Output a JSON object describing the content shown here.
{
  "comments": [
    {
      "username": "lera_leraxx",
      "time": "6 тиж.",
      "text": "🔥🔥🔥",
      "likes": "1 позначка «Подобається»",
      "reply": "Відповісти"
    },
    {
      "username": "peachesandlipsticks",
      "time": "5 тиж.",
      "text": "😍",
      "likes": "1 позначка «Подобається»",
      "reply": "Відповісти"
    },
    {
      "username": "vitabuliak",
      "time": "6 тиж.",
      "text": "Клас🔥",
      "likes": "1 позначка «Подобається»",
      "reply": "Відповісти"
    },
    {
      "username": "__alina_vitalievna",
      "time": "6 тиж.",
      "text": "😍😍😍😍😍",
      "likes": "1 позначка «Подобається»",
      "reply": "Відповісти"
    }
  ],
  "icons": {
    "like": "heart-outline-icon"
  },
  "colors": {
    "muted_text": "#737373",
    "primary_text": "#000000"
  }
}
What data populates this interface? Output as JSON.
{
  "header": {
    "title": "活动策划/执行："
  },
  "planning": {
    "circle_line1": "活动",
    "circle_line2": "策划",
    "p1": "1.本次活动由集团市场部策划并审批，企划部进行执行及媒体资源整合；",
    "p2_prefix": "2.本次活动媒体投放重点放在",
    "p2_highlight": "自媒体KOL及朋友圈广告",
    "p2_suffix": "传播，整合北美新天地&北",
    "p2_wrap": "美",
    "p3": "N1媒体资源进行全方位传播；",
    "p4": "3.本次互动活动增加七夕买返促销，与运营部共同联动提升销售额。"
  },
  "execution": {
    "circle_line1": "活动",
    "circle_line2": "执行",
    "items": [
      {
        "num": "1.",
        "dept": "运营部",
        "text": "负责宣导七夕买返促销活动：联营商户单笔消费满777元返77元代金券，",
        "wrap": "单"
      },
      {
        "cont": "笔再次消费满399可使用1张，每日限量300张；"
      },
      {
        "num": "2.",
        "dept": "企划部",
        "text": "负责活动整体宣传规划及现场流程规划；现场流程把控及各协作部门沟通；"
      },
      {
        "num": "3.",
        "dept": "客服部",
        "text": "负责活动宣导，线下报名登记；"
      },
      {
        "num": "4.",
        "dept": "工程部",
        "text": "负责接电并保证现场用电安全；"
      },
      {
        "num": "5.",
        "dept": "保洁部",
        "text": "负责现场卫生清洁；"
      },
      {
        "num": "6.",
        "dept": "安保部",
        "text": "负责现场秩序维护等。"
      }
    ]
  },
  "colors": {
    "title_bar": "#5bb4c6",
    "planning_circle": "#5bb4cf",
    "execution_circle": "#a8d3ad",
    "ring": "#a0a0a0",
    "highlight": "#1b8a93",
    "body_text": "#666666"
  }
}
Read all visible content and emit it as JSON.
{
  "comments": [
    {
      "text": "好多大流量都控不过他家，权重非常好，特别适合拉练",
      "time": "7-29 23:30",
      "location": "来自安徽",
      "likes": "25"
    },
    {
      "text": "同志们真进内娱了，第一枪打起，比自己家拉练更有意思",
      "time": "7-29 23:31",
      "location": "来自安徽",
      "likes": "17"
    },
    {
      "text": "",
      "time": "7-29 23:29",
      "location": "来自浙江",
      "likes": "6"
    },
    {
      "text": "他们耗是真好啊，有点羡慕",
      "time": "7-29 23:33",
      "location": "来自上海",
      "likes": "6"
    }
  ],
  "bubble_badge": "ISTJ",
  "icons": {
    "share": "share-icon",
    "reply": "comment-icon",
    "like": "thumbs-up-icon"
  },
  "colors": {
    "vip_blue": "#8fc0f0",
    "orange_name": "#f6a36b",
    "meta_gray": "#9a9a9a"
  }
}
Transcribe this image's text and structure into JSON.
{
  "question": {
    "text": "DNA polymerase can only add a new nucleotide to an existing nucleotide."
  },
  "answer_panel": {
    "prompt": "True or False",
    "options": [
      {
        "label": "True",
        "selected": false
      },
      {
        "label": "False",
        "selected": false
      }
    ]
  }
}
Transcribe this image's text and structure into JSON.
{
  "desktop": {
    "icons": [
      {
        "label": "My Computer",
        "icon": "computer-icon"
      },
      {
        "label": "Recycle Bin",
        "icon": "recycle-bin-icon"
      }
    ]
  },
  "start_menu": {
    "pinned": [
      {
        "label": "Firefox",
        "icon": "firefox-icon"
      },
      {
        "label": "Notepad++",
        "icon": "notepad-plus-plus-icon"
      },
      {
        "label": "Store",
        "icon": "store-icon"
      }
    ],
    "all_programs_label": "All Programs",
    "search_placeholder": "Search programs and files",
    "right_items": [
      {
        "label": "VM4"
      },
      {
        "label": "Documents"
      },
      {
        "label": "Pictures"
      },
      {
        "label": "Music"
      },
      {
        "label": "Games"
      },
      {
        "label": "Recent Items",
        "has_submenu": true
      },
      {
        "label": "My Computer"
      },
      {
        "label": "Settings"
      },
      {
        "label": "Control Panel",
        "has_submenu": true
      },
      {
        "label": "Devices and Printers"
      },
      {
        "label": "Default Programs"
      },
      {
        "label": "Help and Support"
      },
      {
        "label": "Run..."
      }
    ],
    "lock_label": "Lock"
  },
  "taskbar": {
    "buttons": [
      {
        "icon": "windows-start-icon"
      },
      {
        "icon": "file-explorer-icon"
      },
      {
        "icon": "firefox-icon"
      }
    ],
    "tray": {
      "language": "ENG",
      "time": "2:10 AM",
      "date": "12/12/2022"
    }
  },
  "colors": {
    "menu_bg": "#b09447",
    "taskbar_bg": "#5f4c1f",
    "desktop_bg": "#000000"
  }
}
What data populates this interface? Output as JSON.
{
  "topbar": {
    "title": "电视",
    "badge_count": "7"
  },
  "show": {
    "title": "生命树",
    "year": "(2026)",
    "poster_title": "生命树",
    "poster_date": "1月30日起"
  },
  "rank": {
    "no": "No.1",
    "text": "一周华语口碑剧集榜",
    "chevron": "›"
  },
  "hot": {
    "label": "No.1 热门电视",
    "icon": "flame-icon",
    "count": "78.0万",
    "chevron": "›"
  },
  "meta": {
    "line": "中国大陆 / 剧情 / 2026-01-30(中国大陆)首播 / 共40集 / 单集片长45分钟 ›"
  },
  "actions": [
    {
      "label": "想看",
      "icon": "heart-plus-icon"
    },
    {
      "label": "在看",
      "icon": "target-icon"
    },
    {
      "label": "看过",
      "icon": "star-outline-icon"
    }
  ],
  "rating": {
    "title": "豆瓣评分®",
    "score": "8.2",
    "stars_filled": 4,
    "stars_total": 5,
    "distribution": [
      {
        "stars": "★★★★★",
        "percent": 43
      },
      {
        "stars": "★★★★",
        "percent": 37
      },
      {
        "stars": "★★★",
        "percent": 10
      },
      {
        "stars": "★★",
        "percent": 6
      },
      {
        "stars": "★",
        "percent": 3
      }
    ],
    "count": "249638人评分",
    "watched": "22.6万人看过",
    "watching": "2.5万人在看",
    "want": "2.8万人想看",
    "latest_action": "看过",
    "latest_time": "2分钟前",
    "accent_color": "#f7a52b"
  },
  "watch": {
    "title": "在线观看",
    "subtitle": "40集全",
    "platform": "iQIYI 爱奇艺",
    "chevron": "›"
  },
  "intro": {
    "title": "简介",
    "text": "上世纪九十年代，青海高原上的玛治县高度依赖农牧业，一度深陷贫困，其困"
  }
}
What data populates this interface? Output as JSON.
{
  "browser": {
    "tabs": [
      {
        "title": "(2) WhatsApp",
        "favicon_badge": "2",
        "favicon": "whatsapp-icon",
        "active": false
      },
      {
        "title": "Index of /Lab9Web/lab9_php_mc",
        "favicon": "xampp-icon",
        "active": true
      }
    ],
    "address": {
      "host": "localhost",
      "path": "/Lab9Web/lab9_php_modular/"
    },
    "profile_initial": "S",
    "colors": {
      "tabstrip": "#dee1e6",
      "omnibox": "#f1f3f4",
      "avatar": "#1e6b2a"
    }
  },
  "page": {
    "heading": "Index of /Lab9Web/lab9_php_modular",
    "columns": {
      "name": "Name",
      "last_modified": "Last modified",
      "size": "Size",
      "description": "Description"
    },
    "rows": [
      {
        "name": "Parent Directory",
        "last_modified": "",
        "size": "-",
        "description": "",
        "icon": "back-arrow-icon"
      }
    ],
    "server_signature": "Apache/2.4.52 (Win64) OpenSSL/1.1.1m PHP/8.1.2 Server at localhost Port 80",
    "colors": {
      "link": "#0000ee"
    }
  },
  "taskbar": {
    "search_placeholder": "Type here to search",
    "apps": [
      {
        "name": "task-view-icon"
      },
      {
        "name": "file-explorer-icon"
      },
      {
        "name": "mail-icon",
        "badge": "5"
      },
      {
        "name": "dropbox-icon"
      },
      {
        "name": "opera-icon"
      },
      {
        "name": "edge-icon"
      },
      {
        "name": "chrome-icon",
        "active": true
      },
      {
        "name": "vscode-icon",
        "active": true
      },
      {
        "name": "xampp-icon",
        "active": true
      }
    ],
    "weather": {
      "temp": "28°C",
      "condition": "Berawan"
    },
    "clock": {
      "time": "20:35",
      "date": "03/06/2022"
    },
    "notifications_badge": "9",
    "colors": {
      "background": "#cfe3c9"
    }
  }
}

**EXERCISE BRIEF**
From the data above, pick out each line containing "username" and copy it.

**EXERCISE ANSWER**
      "username": "lera_leraxx",
      "username": "peachesandlipsticks",
      "username": "vitabuliak",
      "username": "__alina_vitalievna",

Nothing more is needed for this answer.